I. INTRODUCTION AND BACKGROUND
Tasunke Witko, or Crazy Horse as he is known in English, is a revered nineteenth century warrior and spiritual leader of the Oglala Band of the Lakota (or Sioux) Nation. (1) He is renowned for both his skills as a warrior and his high spiritual concern for the welfare of his people. He also often seems to stand apart as a mysterious, even mystical, individual. His picture was never taken by a photographer. He never went to Washington, D.C. to meet the "white fathers." He never signed a treaty with the United States government. He never claimed to be a chief or tribal leader. He was ultimately killed in 1877, when he was held captive pursuant to his "surrender" at Camp Robinson in Nebraska. (2) This, too, is shrouded in mystery. (3)
Near mythic to his own people, he also became an icon of the Plains' Indians to society at large. He was the glorious embodiment of mystery and resistance that met his tragic demise at the end of the trail. Such national icons, especially those minted in romantic stereotypes, often become figures that are expropriated by the dominant society to support advertising and to enhance commercial profit. It is, in part, the quintessential American way.
Such was the fate (4) of Crazy Horse until his modern day descendants, acting through his Estate, took dramatic legal action to halt such practices, especially in the notorious context of using the name "Crazy Horse" to promote a malt liquor product (5) allegedly named in his honor. (6) This multifaceted legal history involves significant litigation in both tribal and federal court involving both tribal and federal law issues. These diverse forums had varying conceptions of substantive law that were often complementary, but were mostly oppositional in nature. More striking, however, is the significant interplay between modern law, especially in regard to jurisdiction, and traditional Lakota law, reaching all the way back to 1877 for rules of descendancy and inheritability. Modernity and tradition came together in an uneasy and cautious embrace. This essay tracks that unease and caution.
II. THE NAME CRAZY HORSE AND COMMERCIAL FREE SPEECH

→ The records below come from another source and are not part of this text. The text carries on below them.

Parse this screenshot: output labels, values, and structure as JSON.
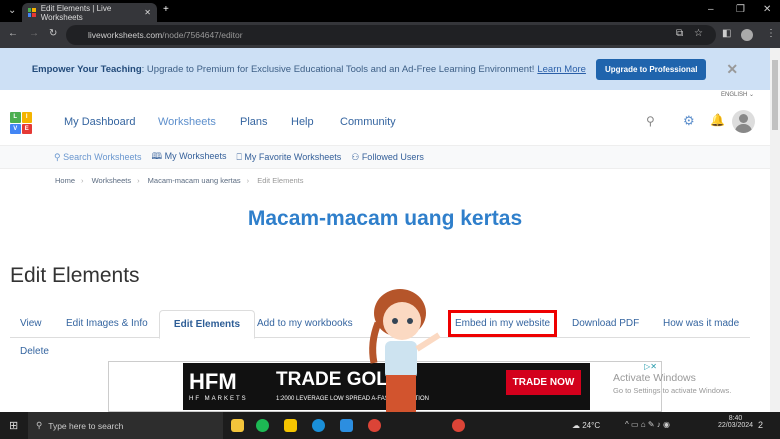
{
  "browser": {
    "tab_title": "Edit Elements | Live Worksheets",
    "url_host": "liveworksheets.com",
    "url_path": "/node/7564647/editor"
  },
  "banner": {
    "lead": "Empower Your Teaching",
    "text": ": Upgrade to Premium for Exclusive Educational Tools and an Ad-Free Learning Environment!",
    "link": "Learn More",
    "button": "Upgrade to Professional",
    "close": "✕"
  },
  "language": "ENGLISH ⌄",
  "logo": [
    "L",
    "I",
    "V",
    "E"
  ],
  "nav": [
    "My Dashboard",
    "Worksheets",
    "Plans",
    "Help",
    "Community"
  ],
  "subnav": [
    "Search Worksheets",
    "My Worksheets",
    "My Favorite Worksheets",
    "Followed Users"
  ],
  "breadcrumb": [
    "Home",
    "Worksheets",
    "Macam-macam uang kertas",
    "Edit Elements"
  ],
  "worksheet_title": "Macam-macam uang kertas",
  "page_heading": "Edit Elements",
  "tabs": [
    "View",
    "Edit Images & Info",
    "Edit Elements",
    "Add to my workbooks",
    "Embed in my website",
    "Download PDF",
    "How was it made",
    "Delete"
  ],
  "ad": {
    "brand": "HFM",
    "brand_sub": "HF MARKETS",
    "headline": "TRADE GOL",
    "sub": "1:2000 LEVERAGE   LOW SPREAD   A-FAST EXECUTION",
    "cta": "TRADE NOW"
  },
  "watermark": {
    "line1": "Activate Windows",
    "line2": "Go to Settings to activate Windows."
  },
  "taskbar": {
    "search": "Type here to search",
    "weather": "24°C",
    "time": "8:40",
    "date": "22/03/2024",
    "notifications": "2"
  },
  "colors": {
    "accent": "#2f7fcb",
    "highlight": "#e00000",
    "banner": "#cde0f5"
  }
}
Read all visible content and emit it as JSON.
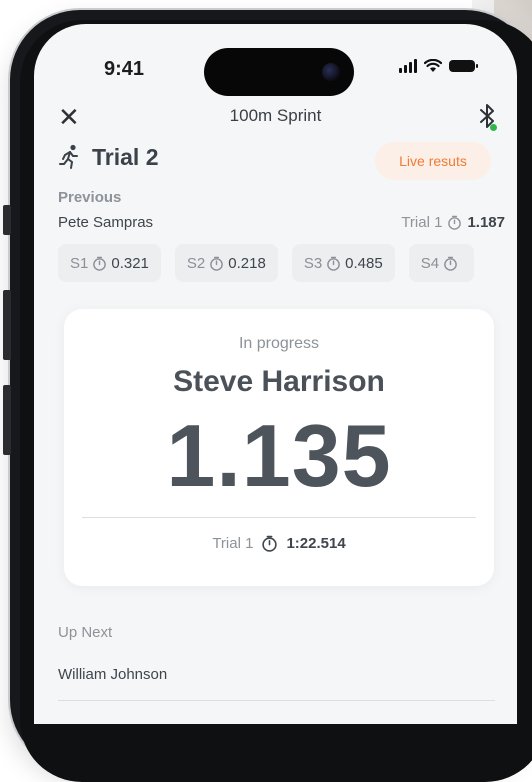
{
  "status_bar": {
    "time": "9:41"
  },
  "header": {
    "title": "100m Sprint"
  },
  "trial": {
    "title": "Trial 2",
    "live_badge": "Live resuts"
  },
  "previous": {
    "label": "Previous",
    "athlete": "Pete Sampras",
    "trial_label": "Trial 1",
    "trial_time": "1.187",
    "splits": [
      {
        "label": "S1",
        "value": "0.321"
      },
      {
        "label": "S2",
        "value": "0.218"
      },
      {
        "label": "S3",
        "value": "0.485"
      },
      {
        "label": "S4",
        "value": ""
      }
    ]
  },
  "current": {
    "status": "In progress",
    "athlete": "Steve Harrison",
    "time": "1.135",
    "trial_label": "Trial 1",
    "trial_time": "1:22.514"
  },
  "up_next": {
    "label": "Up Next",
    "athlete": "William Johnson"
  },
  "colors": {
    "accent_orange": "#f07b34",
    "badge_bg": "#fcefe7",
    "connected_green": "#2eb84b"
  }
}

This modern legal and cultural saga began in 1992, when the Federal Bureau of Alcohol, Tobacco and Firearms (BATF) issued a Certificate of Label Approval (COLA) to the G. Heileman Brewing Company as the bottler and distributor of Crazy Horse Malt Liquor. (7) The certification process includes considerations as to whether the label is "misleading, fraudulent, or obscene." (8) In March of 1992, Hornell introduced Crazy Horse Malt Liquor in fourteen states. (9) Eventually, the liquor was distributed through over 200 wholesalers and 100,000 retailers to thirty-one states. (10)
The introduction of Crazy Horse Malt Liquor into commercial markets drew sharp criticism both inside and outside of Indian country, especially in South Dakota, the traditional homeland of the Great Sioux Nation. (11) This indignation soon reached Congress. Both (then) South Dakota Senators Larry Pressler and Tom Daschle wrote to Hornell expressing their displeasure. (12)
These concerns and the alleged failure of Hornell to adequately respond led Congress to consider (and ultimately adopt) remedial legislation. Enacted on October 1, 1992, Section 633 of Public Law 102-393 (13) read as follows:
Upon the date of enactment of this Act, the Bureau of Alcohol, Tobacco, and Firearms (ATF) shall deny any application for a certificate of label approval, including a certificate of label approval already issued, which authorizes the use of the name Crazy Horse on any distilled spirit, wine, or malt liquor product; Provided, that no funds appropriated under this Act or any other Act shall be expended by ATF for enforcement of this section and regulations thereunder, as it related to malt beverage glass bottles to which labels have been permanently affixed by means of painting and heat treatment, which were ordered on or before September 15, 1992, or which are owned for resale by wholesalers or retailers. …